Report every line of the data where the string "Latitude" appears.

++++

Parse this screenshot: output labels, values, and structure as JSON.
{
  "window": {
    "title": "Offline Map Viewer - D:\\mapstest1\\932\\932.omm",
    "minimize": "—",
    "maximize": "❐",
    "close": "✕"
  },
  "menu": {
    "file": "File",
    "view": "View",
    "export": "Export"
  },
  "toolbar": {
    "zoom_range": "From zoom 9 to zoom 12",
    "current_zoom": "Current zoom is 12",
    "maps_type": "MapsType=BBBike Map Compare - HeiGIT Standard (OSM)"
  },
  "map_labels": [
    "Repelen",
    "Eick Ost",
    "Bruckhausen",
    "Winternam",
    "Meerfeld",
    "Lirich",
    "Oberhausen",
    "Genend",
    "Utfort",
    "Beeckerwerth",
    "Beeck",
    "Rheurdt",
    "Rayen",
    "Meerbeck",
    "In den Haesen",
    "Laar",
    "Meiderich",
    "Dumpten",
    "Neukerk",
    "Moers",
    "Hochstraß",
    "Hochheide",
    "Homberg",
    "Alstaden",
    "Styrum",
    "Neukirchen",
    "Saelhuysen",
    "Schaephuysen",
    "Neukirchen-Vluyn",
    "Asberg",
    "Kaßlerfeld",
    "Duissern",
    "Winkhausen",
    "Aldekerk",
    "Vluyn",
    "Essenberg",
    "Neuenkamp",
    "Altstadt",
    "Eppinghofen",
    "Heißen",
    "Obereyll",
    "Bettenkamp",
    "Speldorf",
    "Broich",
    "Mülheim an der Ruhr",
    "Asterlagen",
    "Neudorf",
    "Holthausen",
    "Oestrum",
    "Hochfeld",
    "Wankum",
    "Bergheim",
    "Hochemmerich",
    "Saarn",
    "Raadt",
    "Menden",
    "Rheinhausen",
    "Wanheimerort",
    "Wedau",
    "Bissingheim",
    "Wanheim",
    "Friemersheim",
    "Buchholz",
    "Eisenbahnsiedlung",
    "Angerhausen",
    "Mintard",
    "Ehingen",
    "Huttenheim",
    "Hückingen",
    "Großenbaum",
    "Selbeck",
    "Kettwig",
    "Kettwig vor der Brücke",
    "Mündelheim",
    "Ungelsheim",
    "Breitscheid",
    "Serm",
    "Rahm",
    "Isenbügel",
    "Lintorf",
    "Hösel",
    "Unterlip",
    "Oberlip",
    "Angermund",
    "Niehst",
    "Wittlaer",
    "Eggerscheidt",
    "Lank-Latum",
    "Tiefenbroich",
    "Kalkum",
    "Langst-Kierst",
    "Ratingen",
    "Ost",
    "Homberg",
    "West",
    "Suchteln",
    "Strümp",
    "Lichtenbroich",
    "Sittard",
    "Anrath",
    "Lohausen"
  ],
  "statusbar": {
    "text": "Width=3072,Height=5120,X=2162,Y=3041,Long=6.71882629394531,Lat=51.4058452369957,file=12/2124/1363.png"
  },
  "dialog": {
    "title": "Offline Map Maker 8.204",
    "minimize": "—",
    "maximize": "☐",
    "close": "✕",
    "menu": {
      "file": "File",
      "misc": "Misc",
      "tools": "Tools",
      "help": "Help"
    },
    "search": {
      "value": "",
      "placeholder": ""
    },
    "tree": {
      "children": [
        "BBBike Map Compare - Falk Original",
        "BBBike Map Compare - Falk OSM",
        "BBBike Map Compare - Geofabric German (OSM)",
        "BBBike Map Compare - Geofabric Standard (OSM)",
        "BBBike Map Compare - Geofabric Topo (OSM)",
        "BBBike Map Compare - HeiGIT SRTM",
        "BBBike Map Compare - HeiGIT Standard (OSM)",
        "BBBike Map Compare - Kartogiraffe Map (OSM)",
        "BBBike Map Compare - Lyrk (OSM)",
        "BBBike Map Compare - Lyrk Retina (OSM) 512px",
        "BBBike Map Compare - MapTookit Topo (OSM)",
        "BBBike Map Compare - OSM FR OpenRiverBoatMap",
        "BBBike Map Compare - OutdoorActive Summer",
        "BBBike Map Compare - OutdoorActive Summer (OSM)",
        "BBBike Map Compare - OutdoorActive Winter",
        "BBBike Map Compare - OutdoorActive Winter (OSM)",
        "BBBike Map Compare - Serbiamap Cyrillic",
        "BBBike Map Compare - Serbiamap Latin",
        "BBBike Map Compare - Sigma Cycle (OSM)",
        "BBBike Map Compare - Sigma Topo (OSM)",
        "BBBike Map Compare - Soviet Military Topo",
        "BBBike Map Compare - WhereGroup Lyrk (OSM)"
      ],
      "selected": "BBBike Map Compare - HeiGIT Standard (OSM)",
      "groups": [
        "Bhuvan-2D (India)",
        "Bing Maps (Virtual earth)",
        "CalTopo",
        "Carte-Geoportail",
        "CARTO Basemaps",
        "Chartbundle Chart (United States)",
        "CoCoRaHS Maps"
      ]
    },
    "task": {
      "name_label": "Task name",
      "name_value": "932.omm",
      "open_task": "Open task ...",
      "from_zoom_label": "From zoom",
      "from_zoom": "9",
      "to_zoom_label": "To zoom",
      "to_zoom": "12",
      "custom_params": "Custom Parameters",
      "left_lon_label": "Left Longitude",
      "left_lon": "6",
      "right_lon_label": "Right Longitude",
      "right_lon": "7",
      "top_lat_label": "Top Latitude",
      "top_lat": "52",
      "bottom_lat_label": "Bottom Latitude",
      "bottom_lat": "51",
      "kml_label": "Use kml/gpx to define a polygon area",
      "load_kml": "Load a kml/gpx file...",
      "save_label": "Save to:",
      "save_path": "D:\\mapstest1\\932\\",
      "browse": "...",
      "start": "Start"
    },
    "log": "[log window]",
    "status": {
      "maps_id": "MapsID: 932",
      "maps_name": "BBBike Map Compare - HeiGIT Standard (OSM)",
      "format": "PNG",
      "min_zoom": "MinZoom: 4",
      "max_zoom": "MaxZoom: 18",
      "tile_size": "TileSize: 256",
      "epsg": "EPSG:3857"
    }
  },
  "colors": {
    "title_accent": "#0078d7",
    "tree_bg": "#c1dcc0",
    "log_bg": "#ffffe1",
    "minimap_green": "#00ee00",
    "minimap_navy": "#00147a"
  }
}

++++

● Exercise response
      "top_lat_label": "Top Latitude",
      "bottom_lat_label": "Bottom Latitude",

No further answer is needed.